The emperor then caused himself and the empress Constance, his wife, to be crowned at the city of Palermo, in presence and with the consent of the archbishops, bishops, and principal men of the kingdom. The emperor then caused the bodies of king Tancred and king Roger, his son, to be disinterred, and spoiled them of their crowns and sceptres, and other royal ornaments, saying that they were not kings by right, but rather usurpers of the throne, and holders thereof by violence. The emperor next gave in marriage to Philip, his brother, duke of Suabia, the above-mentioned daughter of Tursac, emperor of Constantinople, and put out the eyes of king William, son of king Tancred, and had him emasculated.
In the same year, the citizens of Rome elected fifty-six senators, and placed them in authority over themselves : whereas, previously, they had had but a single senator, whose name was Benedict, a worthy man, who had ruled over them two years, and after him they had had another senator, who was called John Capuche, and had similarly reigned over them another two years; in whose times Rome was better governed than at the present day, in the time of the fifty-six senators.
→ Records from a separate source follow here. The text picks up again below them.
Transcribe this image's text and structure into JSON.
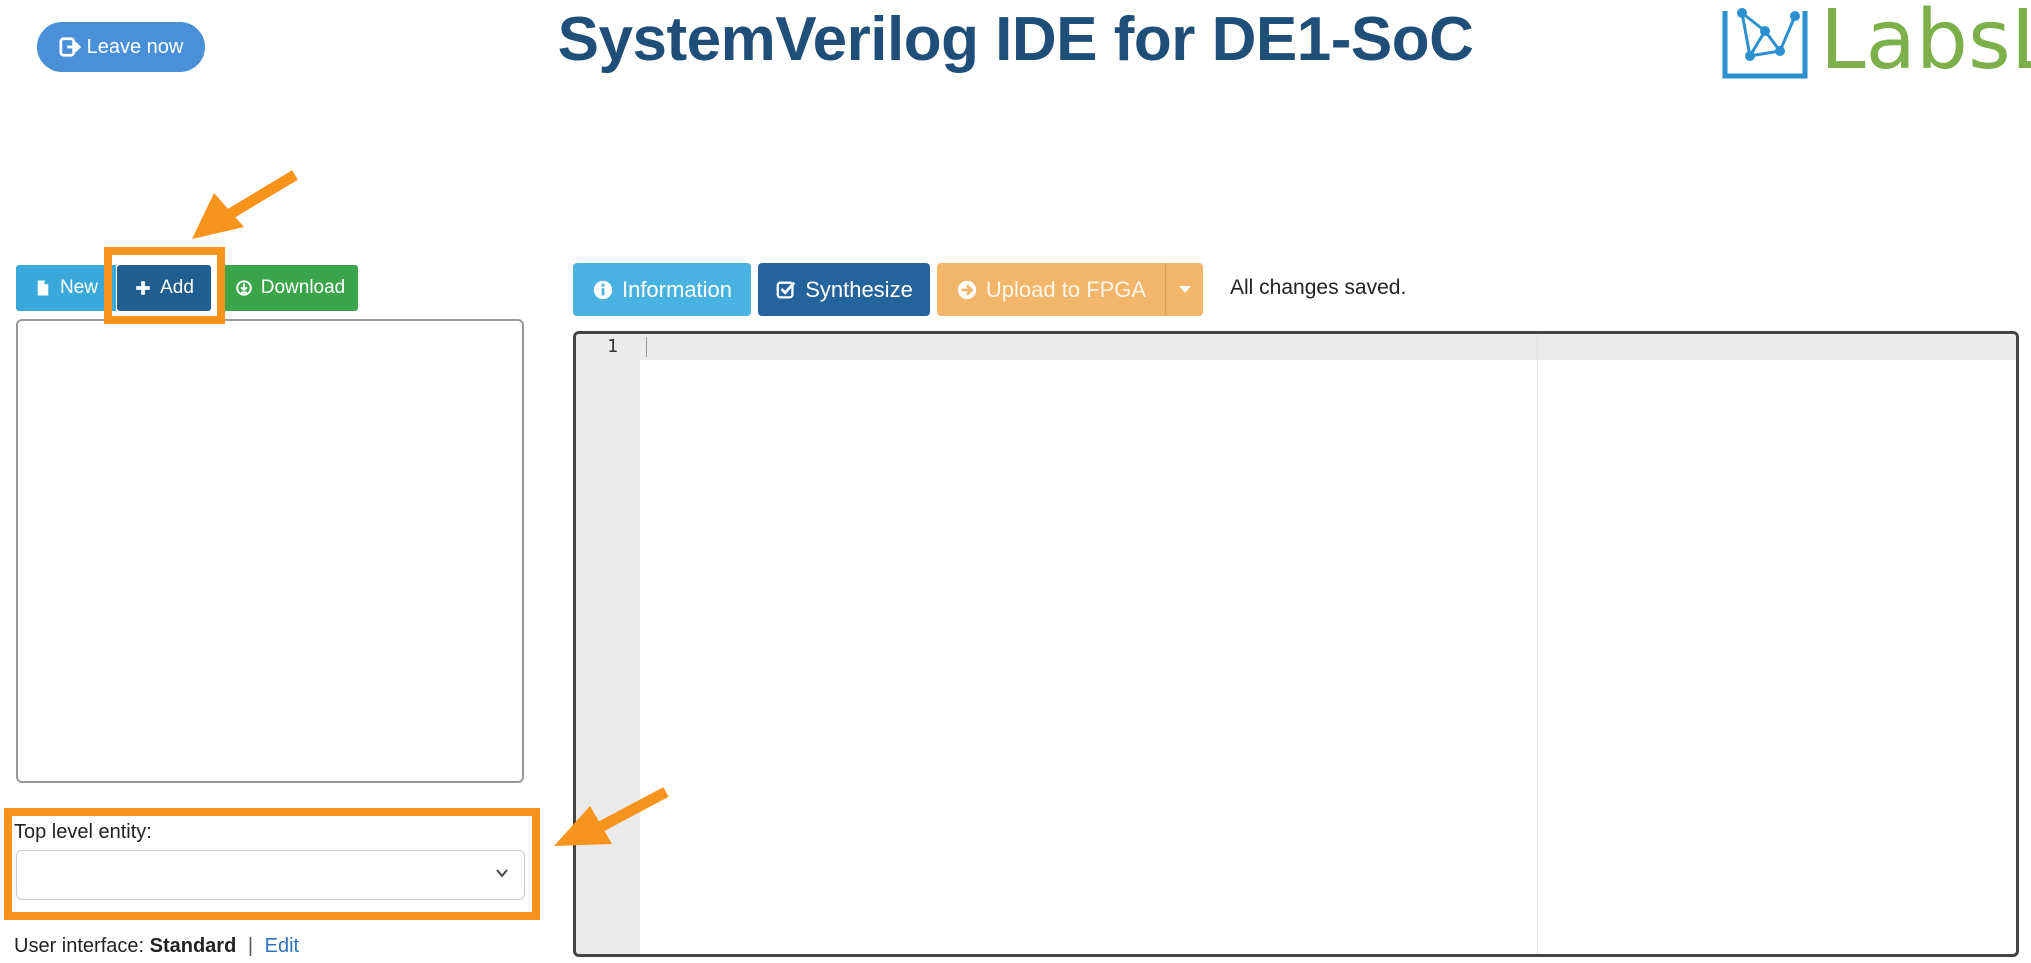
{
  "header": {
    "leave_label": "Leave now",
    "title": "SystemVerilog IDE for DE1-SoC",
    "logo_text": "LabsL"
  },
  "file_panel": {
    "toolbar": {
      "new_label": "New",
      "add_label": "Add",
      "download_label": "Download"
    },
    "files": []
  },
  "top_level_entity": {
    "label": "Top level entity:",
    "selected": ""
  },
  "user_interface": {
    "prefix": "User interface:",
    "mode": "Standard",
    "separator": "|",
    "edit_label": "Edit"
  },
  "editor_toolbar": {
    "information_label": "Information",
    "synthesize_label": "Synthesize",
    "upload_label": "Upload to FPGA",
    "status": "All changes saved."
  },
  "editor": {
    "lines": [
      "1"
    ],
    "content": ""
  },
  "icons": {
    "leave": "sign-out-icon",
    "new": "file-icon",
    "add": "plus-icon",
    "download": "download-circle-icon",
    "information": "info-circle-icon",
    "synthesize": "check-square-icon",
    "upload": "arrow-circle-right-icon",
    "dropdown": "caret-down-icon"
  },
  "colors": {
    "title": "#1f4e79",
    "annotation": "#f7941d",
    "new_button": "#3aa8d8",
    "add_button": "#1f5e8f",
    "download_button": "#3aa54a",
    "information_button": "#4ab2e0",
    "synthesize_button": "#25639c",
    "upload_button": "#f2b66a",
    "logo_text": "#7db04a"
  }
}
In the same year, Swere, prince of Norway, contrary to the prohibition of our lord the pope, had himself crowned king of Norway; on hearing of which, Eustace, archbishop of Drontheim, chose rather to go into exile than be present at his coronation; he accordingly departed, and the said Swere, son of Siward, king of Norway, gave orders that all the bishops of Norway should meet together at Bergen, on the feast of the Apostles Saint Peter and Saint Paul, for the purpose of crowning him. Among these was the bishop of Wie, whose name was Nicholas. He declared that he was unwilling to be present at the coronation, because of the absence of the archbishop; on hearing which, Swere caused the bishop to be seized, and to be bound on the sea-shore on a small eminence, so that the waves of the sea, flowing on, nearly entered his mouth; upon which, the bishop being terrified, assented to the wishes of Swere Birkebain, and crowned and consecrated him king at Bergen, on the feast of the Apostles Saint Peter and Saint Paul,